The difference between insolvency and bankruptcy
It can be confusing to understand the difference between the two, but it’s important to define them accurately so that you are clear about your options.
Insolvency is the term used to describe the process of a company or person who can not pay outstanding debts and requires a plan to work through each debt. This means consulting professionals in the insolvency industry to help you restructure your debt, liquidate assets if required, enter into voluntary administration or receivership and create payment plans with debtors.
Bankruptcy, on the other hand, is a legal process where you declare that you are not able to pay your debts. It can release you from most debts, provide financial relief and help you to make a fresh start. A person can enter bankruptcy voluntarily by submitting paperwork, or a creditor can make them go bankrupt through a court process.
How bankruptcy affects tradies

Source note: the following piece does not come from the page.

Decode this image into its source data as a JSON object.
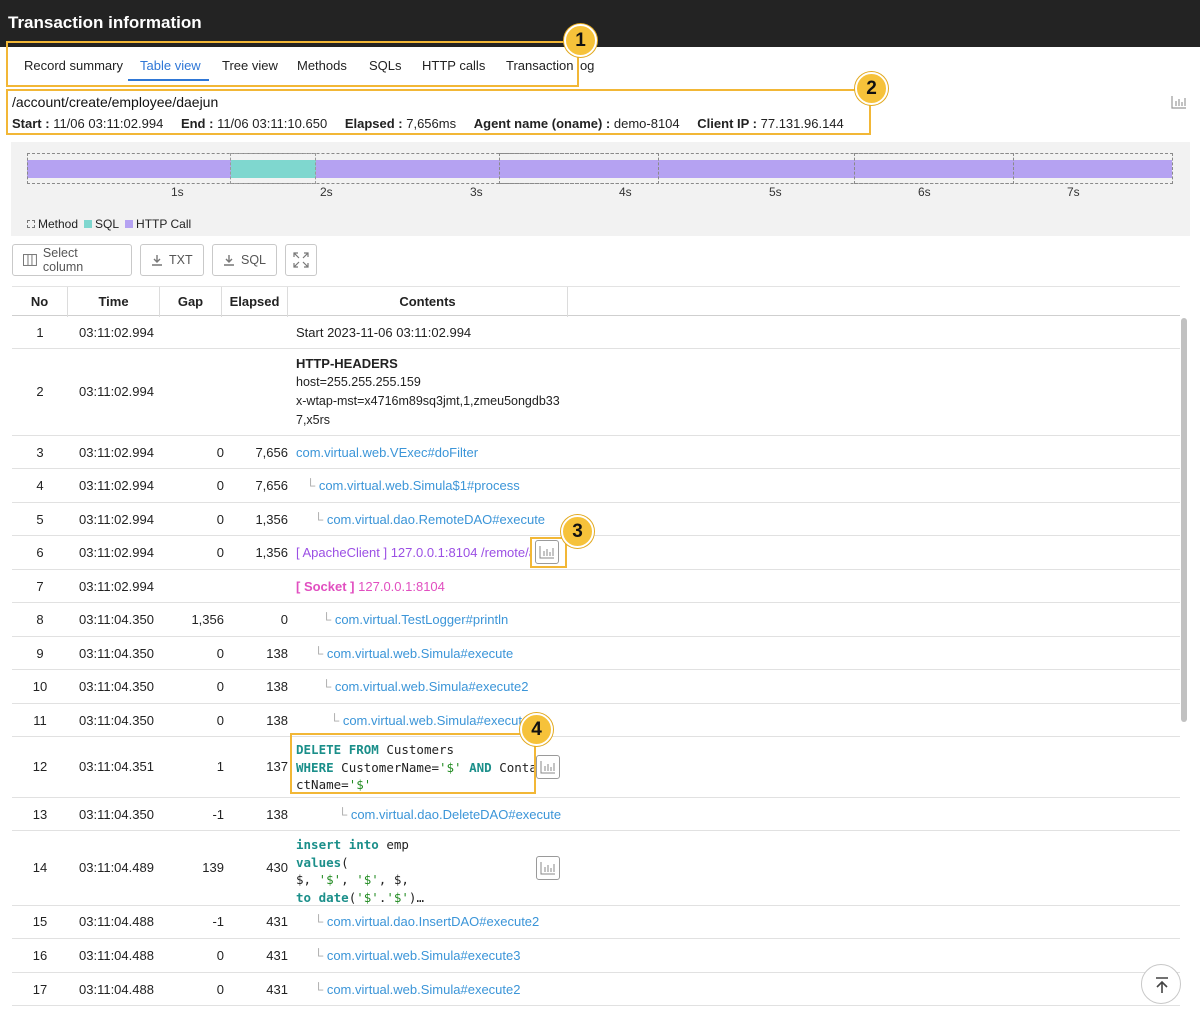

While in the bankruptcy period, you are not allowed to be the director of a company and, if you are a sole trader, your business name should contain your full name. This is to ensure there is always total transparency. It is best to consult professionals on the finer details of your trade to avoid getting into legal hot water.

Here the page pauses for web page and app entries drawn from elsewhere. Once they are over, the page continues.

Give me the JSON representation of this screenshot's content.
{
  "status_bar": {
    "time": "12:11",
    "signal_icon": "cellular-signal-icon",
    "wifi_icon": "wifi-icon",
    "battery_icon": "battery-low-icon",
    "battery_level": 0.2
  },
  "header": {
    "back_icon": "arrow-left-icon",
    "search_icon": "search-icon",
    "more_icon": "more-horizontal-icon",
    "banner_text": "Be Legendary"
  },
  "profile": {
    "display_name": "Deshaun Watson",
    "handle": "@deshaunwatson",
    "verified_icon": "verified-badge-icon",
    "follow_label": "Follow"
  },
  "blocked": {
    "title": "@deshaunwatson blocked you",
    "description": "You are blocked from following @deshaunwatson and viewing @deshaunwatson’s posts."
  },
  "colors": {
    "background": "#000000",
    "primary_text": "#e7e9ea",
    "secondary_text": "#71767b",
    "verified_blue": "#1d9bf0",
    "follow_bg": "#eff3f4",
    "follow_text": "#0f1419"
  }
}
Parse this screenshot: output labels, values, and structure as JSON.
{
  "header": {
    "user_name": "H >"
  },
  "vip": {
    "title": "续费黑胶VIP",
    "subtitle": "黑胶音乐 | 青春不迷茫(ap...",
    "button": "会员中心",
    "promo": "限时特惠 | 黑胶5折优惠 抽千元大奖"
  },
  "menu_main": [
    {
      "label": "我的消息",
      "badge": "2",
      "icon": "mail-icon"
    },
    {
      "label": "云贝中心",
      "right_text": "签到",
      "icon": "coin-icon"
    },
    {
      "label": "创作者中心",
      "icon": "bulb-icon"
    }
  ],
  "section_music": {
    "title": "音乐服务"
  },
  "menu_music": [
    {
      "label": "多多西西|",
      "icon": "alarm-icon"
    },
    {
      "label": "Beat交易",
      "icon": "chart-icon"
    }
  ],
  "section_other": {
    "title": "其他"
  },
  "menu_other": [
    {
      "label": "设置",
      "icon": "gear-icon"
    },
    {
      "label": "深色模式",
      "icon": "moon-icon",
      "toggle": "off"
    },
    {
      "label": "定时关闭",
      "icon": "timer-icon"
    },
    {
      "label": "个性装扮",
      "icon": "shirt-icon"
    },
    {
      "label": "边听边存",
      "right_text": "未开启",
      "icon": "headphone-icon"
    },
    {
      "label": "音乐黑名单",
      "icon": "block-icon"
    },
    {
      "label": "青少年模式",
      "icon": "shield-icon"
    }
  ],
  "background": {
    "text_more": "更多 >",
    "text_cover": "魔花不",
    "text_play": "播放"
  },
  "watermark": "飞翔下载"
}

Impact on the business and operations and insurance
If you were previously the director of a company, even if there were several directors, you will have to stand down from that role until the end of your bankruptcy period. In some cases, your company may need restructuring in that case. If you were the sole director of the company, it is likely the company will be liquidated. However, you may have had it change hands prior. In this case, you will not be able to hold any directorial position in the company (or any new ones) until the end of your bankruptcy period.

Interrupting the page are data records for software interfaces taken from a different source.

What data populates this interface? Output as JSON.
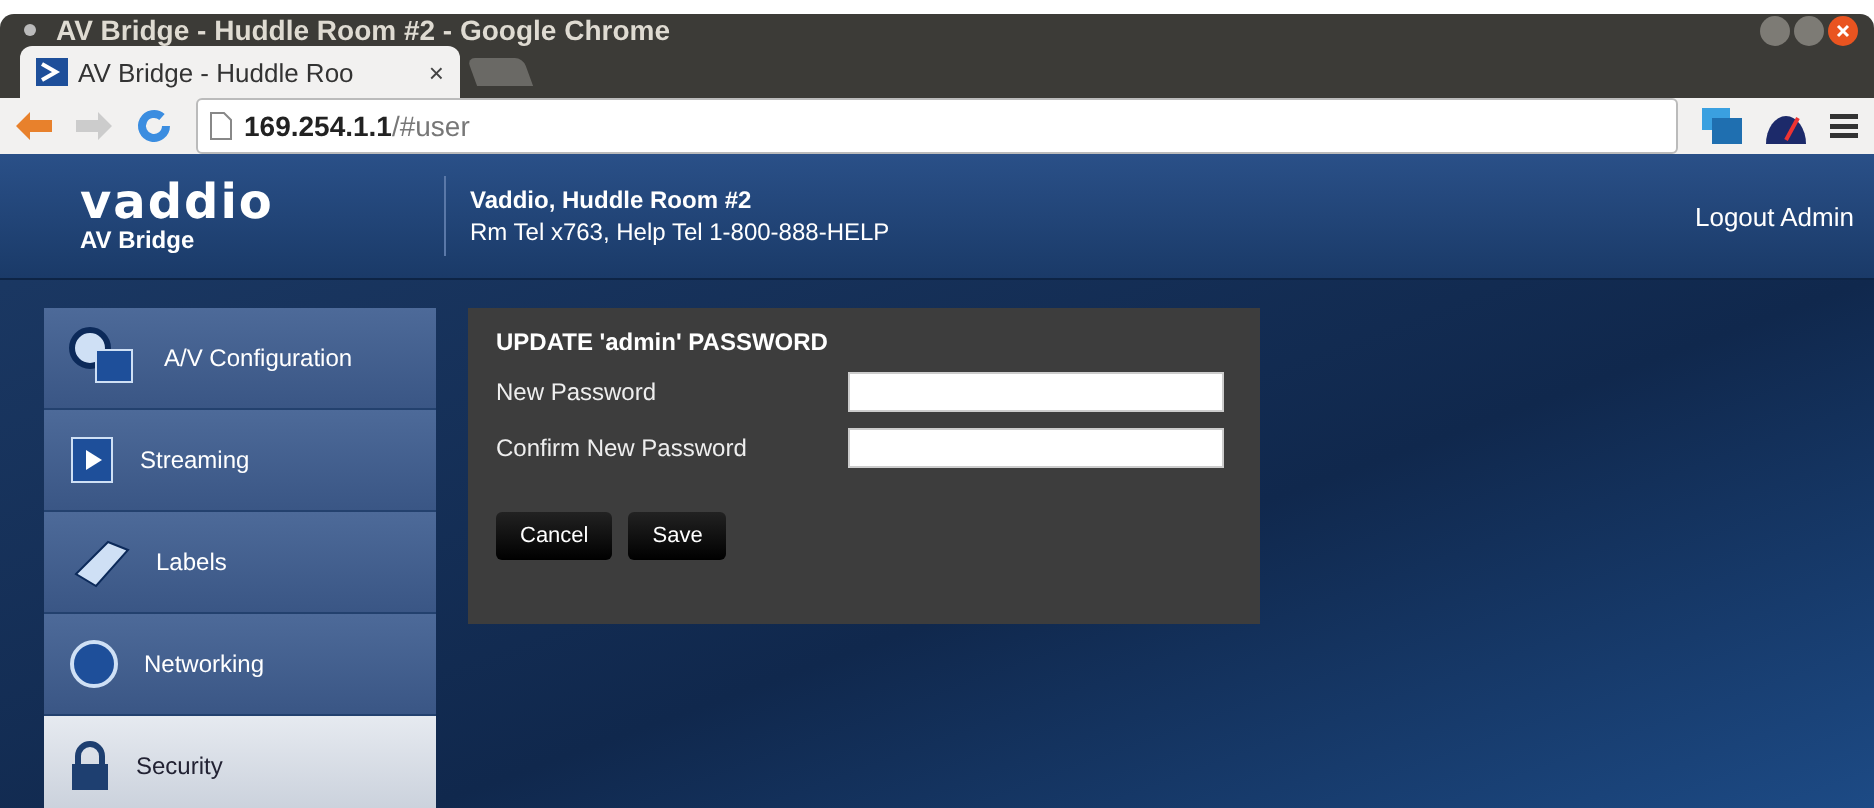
{
  "window": {
    "title": "AV Bridge - Huddle Room #2 - Google Chrome"
  },
  "tabs": [
    {
      "label": "AV Bridge - Huddle Roo",
      "close": "×",
      "selected": true
    }
  ],
  "address_bar": {
    "host": "169.254.1.1",
    "path": "/#user"
  },
  "header": {
    "logo": "vaddio",
    "product": "AV Bridge",
    "room": "Vaddio, Huddle Room #2",
    "contact": "Rm Tel x763, Help Tel 1-800-888-HELP",
    "logout": "Logout Admin"
  },
  "sidebar": {
    "items": [
      {
        "label": "A/V Configuration",
        "selected": false
      },
      {
        "label": "Streaming",
        "selected": false
      },
      {
        "label": "Labels",
        "selected": false
      },
      {
        "label": "Networking",
        "selected": false
      },
      {
        "label": "Security",
        "selected": true
      }
    ]
  },
  "password_form": {
    "title": "UPDATE 'admin' PASSWORD",
    "fields": [
      {
        "label": "New Password"
      },
      {
        "label": "Confirm New Password"
      }
    ],
    "buttons": [
      "Cancel",
      "Save"
    ]
  }
}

Are there ways around insolvency/bankruptcy?
Yes: make sure your debts are paid on time. This is really the only way around bypassing insolvency and then bankruptcy. Having debts is not the issue, but, instead, it is having unpayable debts. However, you should avoid associating insolvency with doom and gloom. While it can hinder your life in small ways for a relatively short term, it is a solution. Insolvency is a way to work through your finances and to assist you in navigating towards the most favourable outcome. While this may end up being bankruptcy, there can also be a way to resolve your debts with creditors before it gets to that point.
You can also exit your bankruptcy period early through the paying of outstanding debts. [hyperlink to bankruptcy blog].
If you’re a tradie and feel like your debts are out of control, call Shaw Gidley today for a free 15 minute consultation to get you back on the worksite without the weight of seemingly unmanageable financial stress.